    Carl Sandberg’s 1914 poem “ Chicago ” spawned one of the city’s most popular nicknames: the City of Big Shoulders. The moniker proudly implies that Chicagoans are work horses—always carrying the weight of the world on their shoulders. They’re the toilers, the builders, and the difference-makers. By that definition, rehab therapy is certainly the Profession of Big Shoulders. Thus, it makes sense that this year’s Ascend 2015 took place in the heart of Chicagoland. And as the …

  • Up and Outcomes: Why You’ll Need Quality Data to Get Paid in the Value Era Image

    articleAug 12, 2016 | 5 min. read

    Up and Outcomes: Why You’ll Need Quality Data to Get Paid in the Value Era

    On the WebPT Blog, we’ve extensively covered the benefits of tracking and accurately analyzing outcomes data—from why it’s essential for patient safety to why it’s necessary to brand physical therapists as neuromuscular experts . But, as we move toward a pay-for-performance healthcare paradigm, objective outcomes data won’t merely be beneficial to physical therapists; it will be necessary for them to get paid.

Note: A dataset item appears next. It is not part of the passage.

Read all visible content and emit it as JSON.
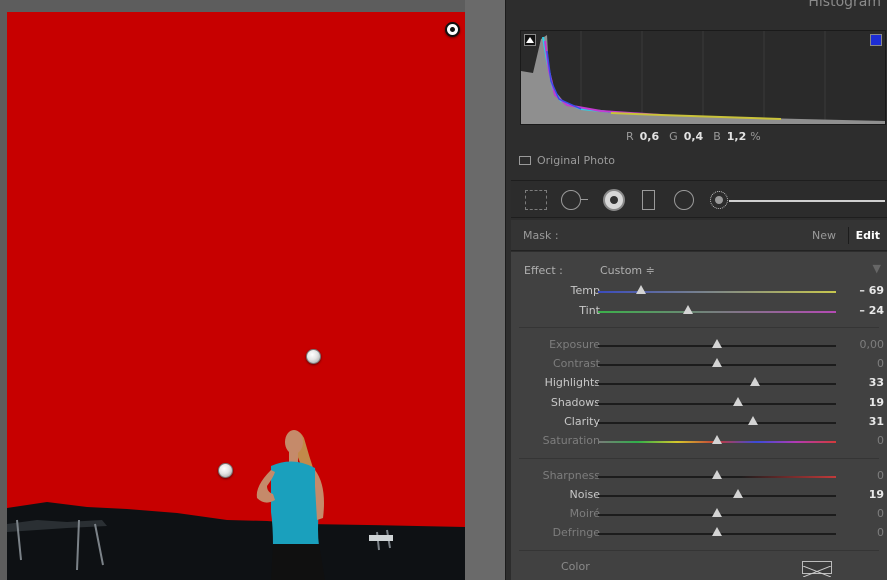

Here’s why: Payers Depend on Data Payers are transitioning to reimbursement structures rooted in service …

Achieve greatness in practice with the ultimate EMR for PTs, OTs, and SLPs.